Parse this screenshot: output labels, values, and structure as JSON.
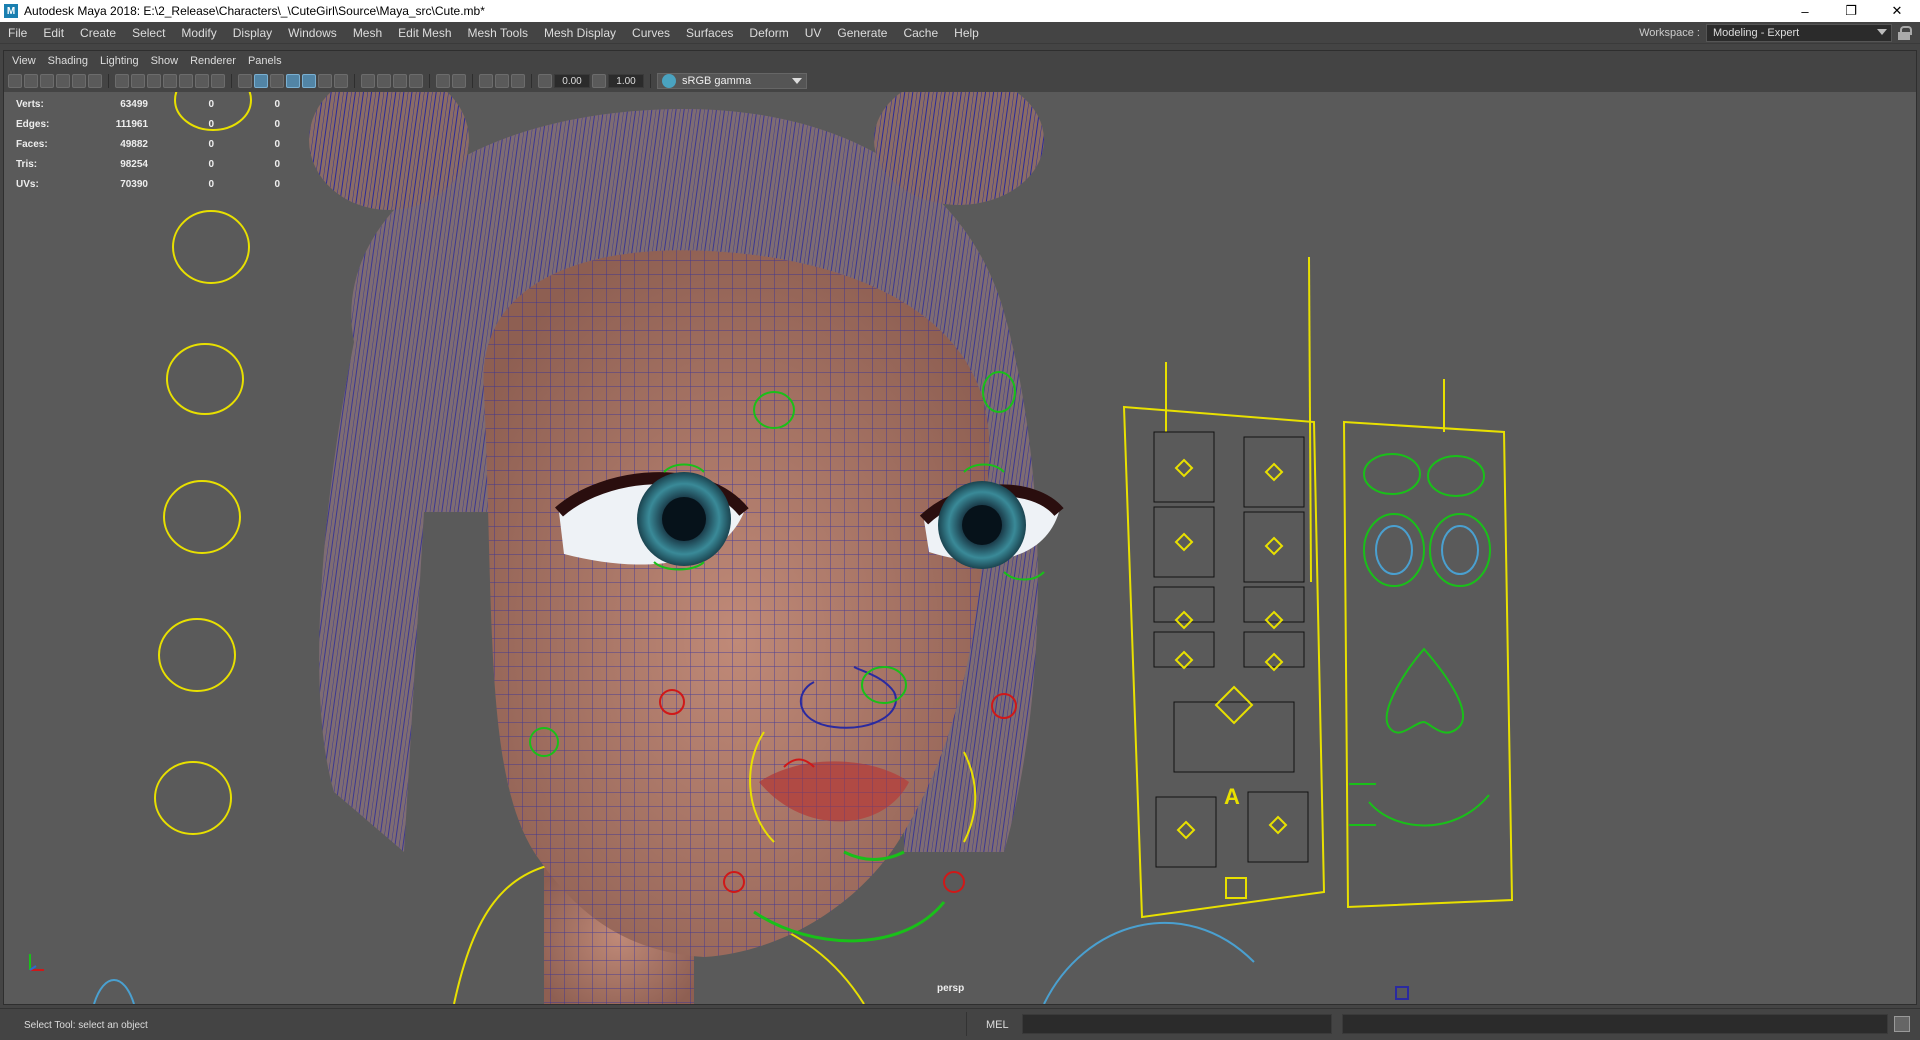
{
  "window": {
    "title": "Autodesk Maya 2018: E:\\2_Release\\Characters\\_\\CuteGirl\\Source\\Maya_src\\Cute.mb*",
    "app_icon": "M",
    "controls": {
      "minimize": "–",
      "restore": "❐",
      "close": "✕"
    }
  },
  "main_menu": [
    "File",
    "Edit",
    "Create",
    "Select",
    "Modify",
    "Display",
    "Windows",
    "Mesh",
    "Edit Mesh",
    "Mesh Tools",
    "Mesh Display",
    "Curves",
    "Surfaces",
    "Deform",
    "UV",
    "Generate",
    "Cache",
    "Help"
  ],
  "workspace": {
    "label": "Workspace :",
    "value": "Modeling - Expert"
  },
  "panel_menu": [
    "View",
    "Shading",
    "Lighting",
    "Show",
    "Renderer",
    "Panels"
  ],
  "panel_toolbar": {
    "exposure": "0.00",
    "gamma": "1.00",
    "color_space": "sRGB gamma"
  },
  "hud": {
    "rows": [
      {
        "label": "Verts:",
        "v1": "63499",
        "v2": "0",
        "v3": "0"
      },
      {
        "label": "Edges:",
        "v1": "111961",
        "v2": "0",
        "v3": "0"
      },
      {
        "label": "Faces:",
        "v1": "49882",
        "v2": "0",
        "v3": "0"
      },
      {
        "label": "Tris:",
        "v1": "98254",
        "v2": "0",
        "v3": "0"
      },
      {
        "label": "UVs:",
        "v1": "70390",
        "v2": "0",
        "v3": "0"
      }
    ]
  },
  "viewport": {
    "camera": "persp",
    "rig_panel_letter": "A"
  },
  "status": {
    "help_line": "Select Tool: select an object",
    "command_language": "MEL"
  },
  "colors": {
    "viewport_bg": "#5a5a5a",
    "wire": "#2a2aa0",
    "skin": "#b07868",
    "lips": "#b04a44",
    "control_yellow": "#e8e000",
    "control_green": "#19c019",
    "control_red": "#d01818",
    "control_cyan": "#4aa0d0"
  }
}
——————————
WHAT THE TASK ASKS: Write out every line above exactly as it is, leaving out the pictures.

TASK RESULT:
Parse this screenshot: output labels, values, and structure as JSON.
{
  "window": {
    "title": "Autodesk Maya 2018: E:\\2_Release\\Characters\\_\\CuteGirl\\Source\\Maya_src\\Cute.mb*",
    "app_icon": "M",
    "controls": {
      "minimize": "–",
      "restore": "❐",
      "close": "✕"
    }
  },
  "main_menu": [
    "File",
    "Edit",
    "Create",
    "Select",
    "Modify",
    "Display",
    "Windows",
    "Mesh",
    "Edit Mesh",
    "Mesh Tools",
    "Mesh Display",
    "Curves",
    "Surfaces",
    "Deform",
    "UV",
    "Generate",
    "Cache",
    "Help"
  ],
  "workspace": {
    "label": "Workspace :",
    "value": "Modeling - Expert"
  },
  "panel_menu": [
    "View",
    "Shading",
    "Lighting",
    "Show",
    "Renderer",
    "Panels"
  ],
  "panel_toolbar": {
    "exposure": "0.00",
    "gamma": "1.00",
    "color_space": "sRGB gamma"
  },
  "hud": {
    "rows": [
      {
        "label": "Verts:",
        "v1": "63499",
        "v2": "0",
        "v3": "0"
      },
      {
        "label": "Edges:",
        "v1": "111961",
        "v2": "0",
        "v3": "0"
      },
      {
        "label": "Faces:",
        "v1": "49882",
        "v2": "0",
        "v3": "0"
      },
      {
        "label": "Tris:",
        "v1": "98254",
        "v2": "0",
        "v3": "0"
      },
      {
        "label": "UVs:",
        "v1": "70390",
        "v2": "0",
        "v3": "0"
      }
    ]
  },
  "viewport": {
    "camera": "persp",
    "rig_panel_letter": "A"
  },
  "status": {
    "help_line": "Select Tool: select an object",
    "command_language": "MEL"
  },
  "colors": {
    "viewport_bg": "#5a5a5a",
    "wire": "#2a2aa0",
    "skin": "#b07868",
    "lips": "#b04a44",
    "control_yellow": "#e8e000",
    "control_green": "#19c019",
    "control_red": "#d01818",
    "control_cyan": "#4aa0d0"
  }
}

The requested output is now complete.